YIDFF 2003 Learning, Teaching, Filmmaking
Daughter and Father
An Interview with Tsumoto Mari (director) and Fujita Naomi (Daughter and Father project)

I Didn’t Want to Give Up on People


Q: What is the style of “Cinema Juku”?

TM: I think that for Hara Kazuo and “Cinema Juku,” it’s how to stand on the side of the main character, how much you can let go of your thinking and desires, and how the camera gives you support. Actually at first we didn’t get the go ahead for our project. It seemed Hara’s thinking was that it is important to create relationships with other people, and one’s own family is too easy.

FN: During the production Hara repeatedly pushed us with phrases like “resolution” and “fight for keeps,” and during the filming I was constantly thinking about how I could respond. That kind of intensity is also very characteristic.


Q: Fujita, did you have any doubts when it came to making a piece about your own family?

FN: It wasn’t our intention in creating this piece, but I was afraid that my father would be maligned, and at first I asked that the name of my hometown not be shown. But Hara told us “Expression itself is picking a fight with society, and that kind of cowardly approach to shooting is no good,” and “You guys are flinching.” Although I agreed with him at the time, I couldn’t imagine what would happen after going public with my personal life, and during the filming there were times when I was concerned.

Q: Had the ending been crystallized?

TM: Among the crew, opinions were divided as to whether we should be able to see the ending from the first stage, or whether it should emerge naturally as we began understanding Fujita’s feelings.

FN: When the crew met for the first time, I was thinking of an ending with me smiling at my father in gratitude. But after filming while observing my father, on our side we also were uneasy that we couldn’t shoot it yet, so there were some things that changed from the original plan, including other scenes. I think the actual ending was just before our imaginations.

Q: During production, was there ever anything that felt unexpected or unanticipated in your father’s response?

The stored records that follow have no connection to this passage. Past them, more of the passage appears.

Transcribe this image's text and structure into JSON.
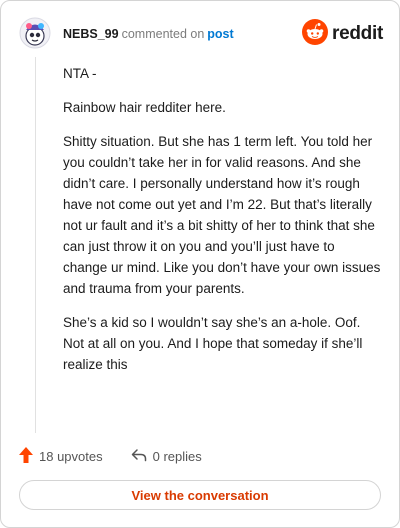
{
  "header": {
    "username": "NEBS_99",
    "action_text": "commented on",
    "post_link": "post",
    "brand": "reddit"
  },
  "comment": {
    "paragraphs": [
      "NTA -",
      "Rainbow hair redditer here.",
      "Shitty situation. But she has 1 term left. You told her you couldn’t take her in for valid reasons. And she didn’t care. I personally understand how it’s rough have not come out yet and I’m 22. But that’s literally not ur fault and it’s a bit shitty of her to think that she can just throw it on you and you’ll just have to change ur mind. Like you don’t have your own issues and trauma from your parents.",
      "She’s a kid so I wouldn’t say she’s an a-hole. Oof. Not at all on you. And I hope that someday if she’ll realize this"
    ]
  },
  "actions": {
    "upvotes": "18 upvotes",
    "replies": "0 replies"
  },
  "footer": {
    "view_label": "View the conversation"
  },
  "colors": {
    "upvote": "#ff4500",
    "link": "#0079d3",
    "button_text": "#d93a00"
  },
  "icons": {
    "avatar": "avatar",
    "brand": "reddit-snoo-icon",
    "upvote": "upvote-arrow-icon",
    "reply": "reply-arrow-icon"
  }
}
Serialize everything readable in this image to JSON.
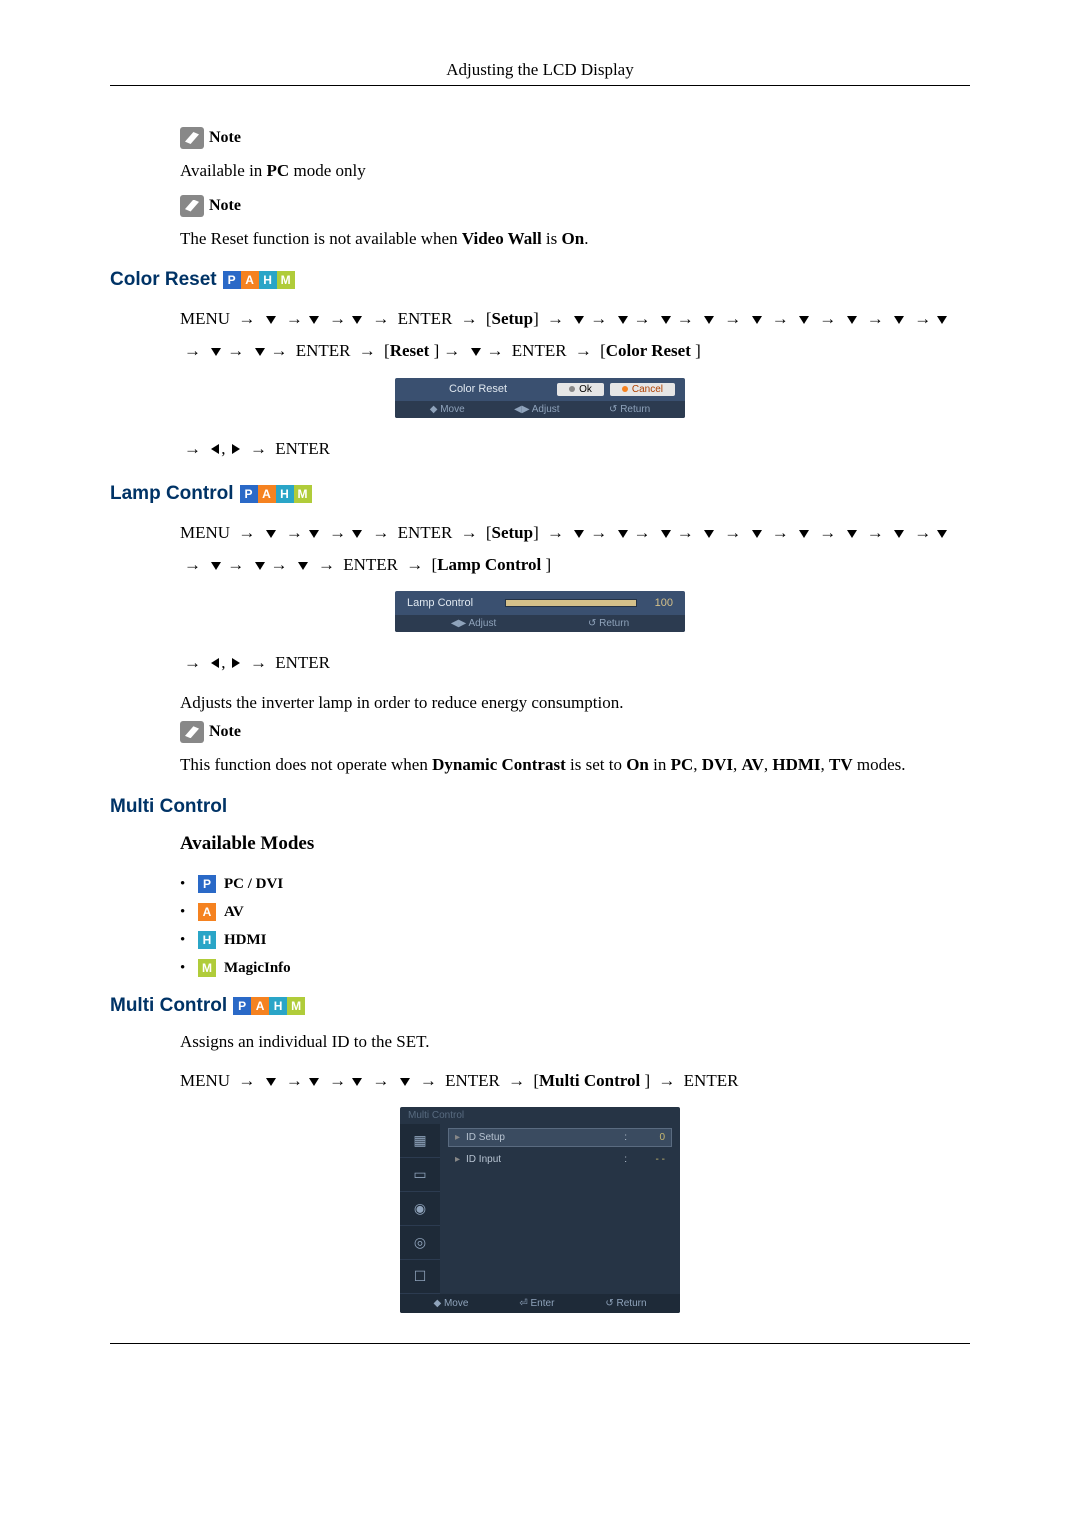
{
  "header": "Adjusting the LCD Display",
  "note_label": "Note",
  "note1_text_pre": "Available in ",
  "note1_text_bold": "PC",
  "note1_text_post": " mode only",
  "note2_pre": "The Reset function is not available when ",
  "note2_bold": "Video Wall",
  "note2_mid": " is ",
  "note2_bold2": "On",
  "note2_post": ".",
  "sections": {
    "color_reset": {
      "title": "Color Reset",
      "nav_menu": "MENU",
      "nav_enter": "ENTER",
      "nav_setup_label": "Setup",
      "nav_reset_label": "Reset ",
      "nav_colorreset_label": "Color Reset ",
      "osd": {
        "title": "Color Reset",
        "ok": "Ok",
        "cancel": "Cancel",
        "footer_move": "Move",
        "footer_adjust": "Adjust",
        "footer_return": "Return"
      }
    },
    "lamp": {
      "title": "Lamp Control",
      "nav_menu": "MENU",
      "nav_enter": "ENTER",
      "nav_setup_label": "Setup",
      "nav_lamp_label": "Lamp Control ",
      "osd": {
        "label": "Lamp Control",
        "value": "100",
        "footer_adjust": "Adjust",
        "footer_return": "Return"
      },
      "desc": "Adjusts the inverter lamp in order to reduce energy consumption.",
      "note_pre": "This function does not operate when ",
      "note_b1": "Dynamic Contrast",
      "note_mid1": " is set to ",
      "note_b2": "On",
      "note_mid2": " in ",
      "note_b3": "PC",
      "note_c1": ", ",
      "note_b4": "DVI",
      "note_c2": ", ",
      "note_b5": "AV",
      "note_c3": ", ",
      "note_b6": "HDMI",
      "note_c4": ", ",
      "note_b7": "TV",
      "note_post": " modes."
    },
    "multi": {
      "title": "Multi Control",
      "available": "Available Modes",
      "mode_pc": "PC / DVI",
      "mode_av": "AV",
      "mode_hdmi": "HDMI",
      "mode_magic": "MagicInfo",
      "title2": "Multi Control",
      "desc": "Assigns an individual ID to the SET.",
      "nav_menu": "MENU",
      "nav_enter": "ENTER",
      "nav_mc_label": "Multi Control ",
      "osd": {
        "titlebar": "Multi Control",
        "item1": "ID  Setup",
        "val1": "0",
        "item2": "ID  Input",
        "val2": "- -",
        "footer_move": "Move",
        "footer_enter": "Enter",
        "footer_return": "Return"
      }
    }
  },
  "badges": {
    "p": "P",
    "a": "A",
    "h": "H",
    "m": "M"
  }
}
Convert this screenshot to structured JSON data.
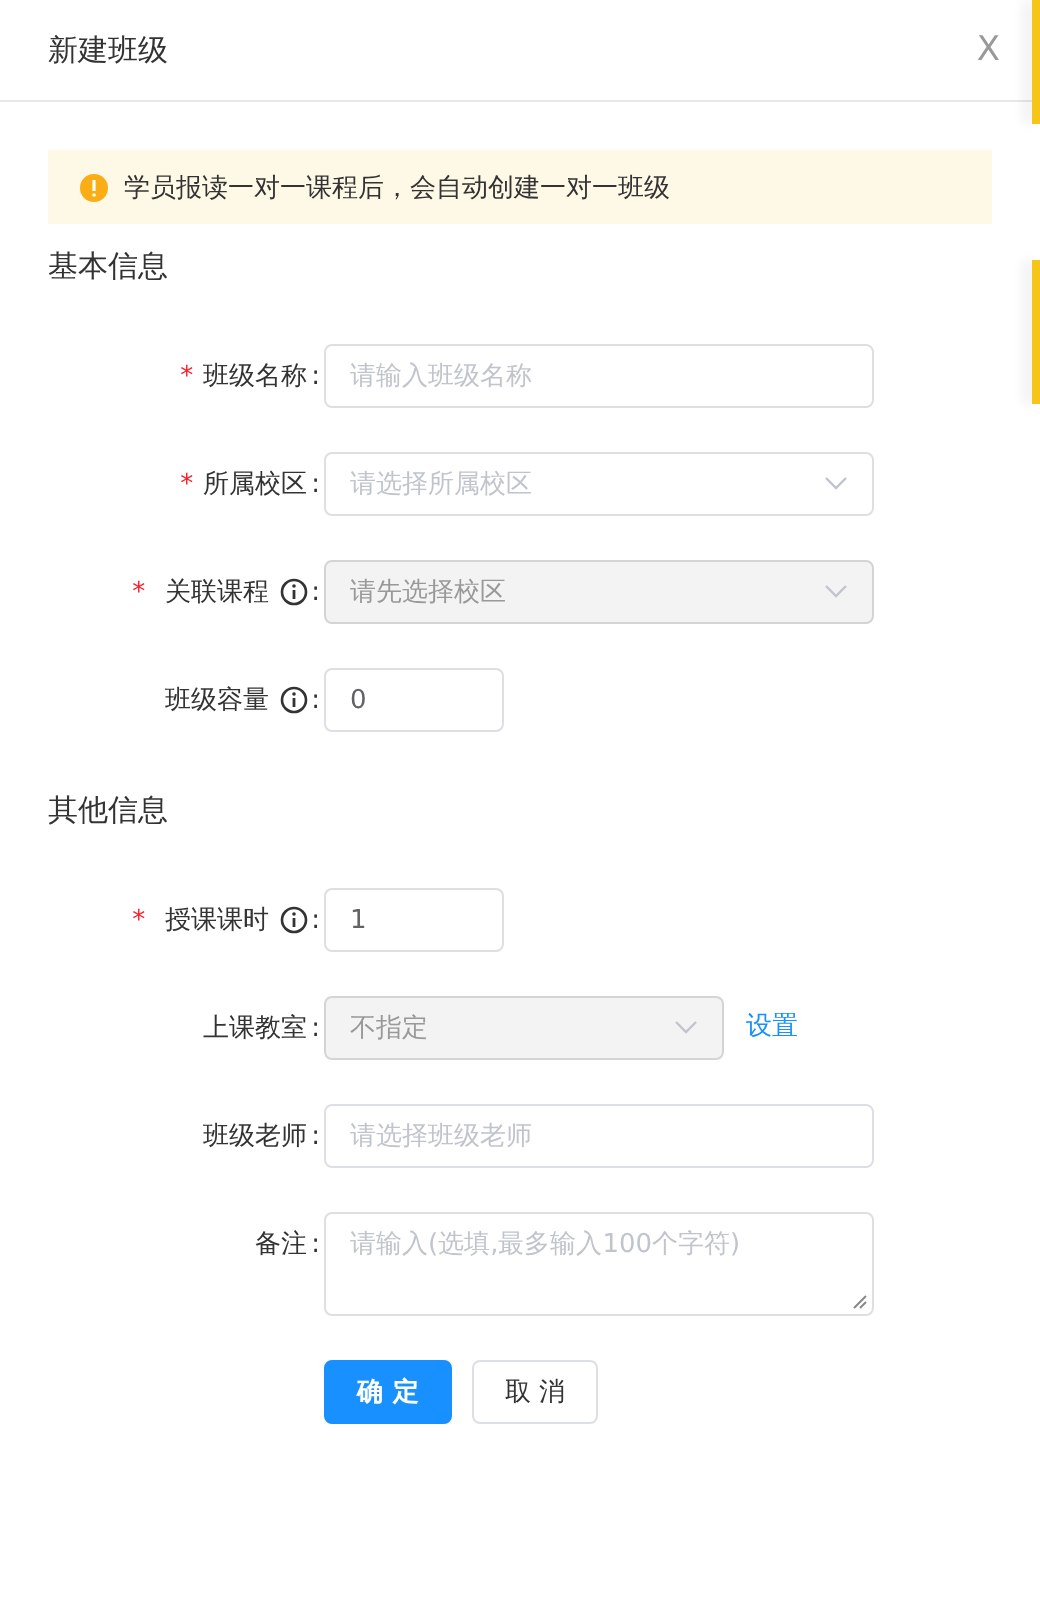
{
  "dialog": {
    "title": "新建班级",
    "close": "X"
  },
  "alert": {
    "text": "学员报读一对一课程后，会自动创建一对一班级"
  },
  "sections": [
    {
      "title": "基本信息",
      "fields": [
        {
          "kind": "input",
          "mark": "*",
          "label": "班级名称",
          "info": false,
          "colon": ":",
          "placeholder": "请输入班级名称",
          "disabled": false
        },
        {
          "kind": "select",
          "mark": "*",
          "label": "所属校区",
          "info": false,
          "colon": ":",
          "placeholder": "请选择所属校区",
          "disabled": false
        },
        {
          "kind": "select",
          "mark": "*",
          "label": "关联课程",
          "info": true,
          "colon": ":",
          "placeholder": "请先选择校区",
          "disabled": true
        },
        {
          "kind": "input",
          "label": "班级容量",
          "info": true,
          "colon": ":",
          "value": "0",
          "disabled": false
        }
      ]
    },
    {
      "title": "其他信息",
      "fields": [
        {
          "kind": "input",
          "mark": "*",
          "label": "授课课时",
          "info": true,
          "colon": ":",
          "value": "1",
          "disabled": false
        },
        {
          "kind": "select",
          "label": "上课教室",
          "info": false,
          "colon": ":",
          "placeholder": "不指定",
          "disabled": true,
          "link": "设置"
        },
        {
          "kind": "input",
          "label": "班级老师",
          "info": false,
          "colon": ":",
          "placeholder": "请选择班级老师",
          "disabled": false
        },
        {
          "kind": "textarea",
          "label": "备注",
          "info": false,
          "colon": ":",
          "placeholder": "请输入(选填,最多输入100个字符)",
          "disabled": false
        }
      ]
    }
  ],
  "buttons": [
    {
      "label": "确 定",
      "kind": "primary"
    },
    {
      "label": "取 消",
      "kind": "default"
    }
  ]
}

FN: Maybe when my father came to shoot that ending. Because I’d reminded him to say something persuasive. But when he came, he read out his one-way reply to my letter…And instead of in front of me, he read with dignity before the camera…(laugh).

TM: At first, I’d thought he came wanting to read that and bring it to a close. But in reality, even before Fujita had read the letter and conveyed her feelings, her father happened to read a newspaper article introducing “Cinema Juku” that said “The troubles Fujita, who had dropped out of school, had with her father…” But he didn’t say anything directly, even to Fujita.

FN: I think in some way my father also wanted to take in my feelings.

Q: What kind of people do you want to see this work?

FN: Around me there were also people with problems in their families, and a lot of people think their parents are hopeless, and that’s something they’ll put aside as they live their lives. At the same time, I was hearing people say they felt it’s somehow difficult to live. But I didn’t want to give up on people. Pushing through, there are things you see for the first time, and that way of coming to an understanding seemed like a way for me to move on. Regardless of age or circumstances, I’d like people who feel these kinds of difficulties in their personal relationships to see this film, and I would be happy if they connect it with their own motivating power.

Q: What about your next work?

TM: I think we’re now in a period when everyone is groping for relationships with others. The old way of seeing the world is breaking down, and if you follow the former way of doing things, relationships no longer get built automatically. Somehow it feels like people are being flung out on their own. In the middle of all this, I’m interested in how people go about creating relationships, and I’d like to make a piece centered around this.

(Compiled by Tanaka Rio)

Interviewers: Tanaka Rio, Hayasaka Shizuka
Photography: Endo Nao / Video: Oki Masaharu / 2003-10-13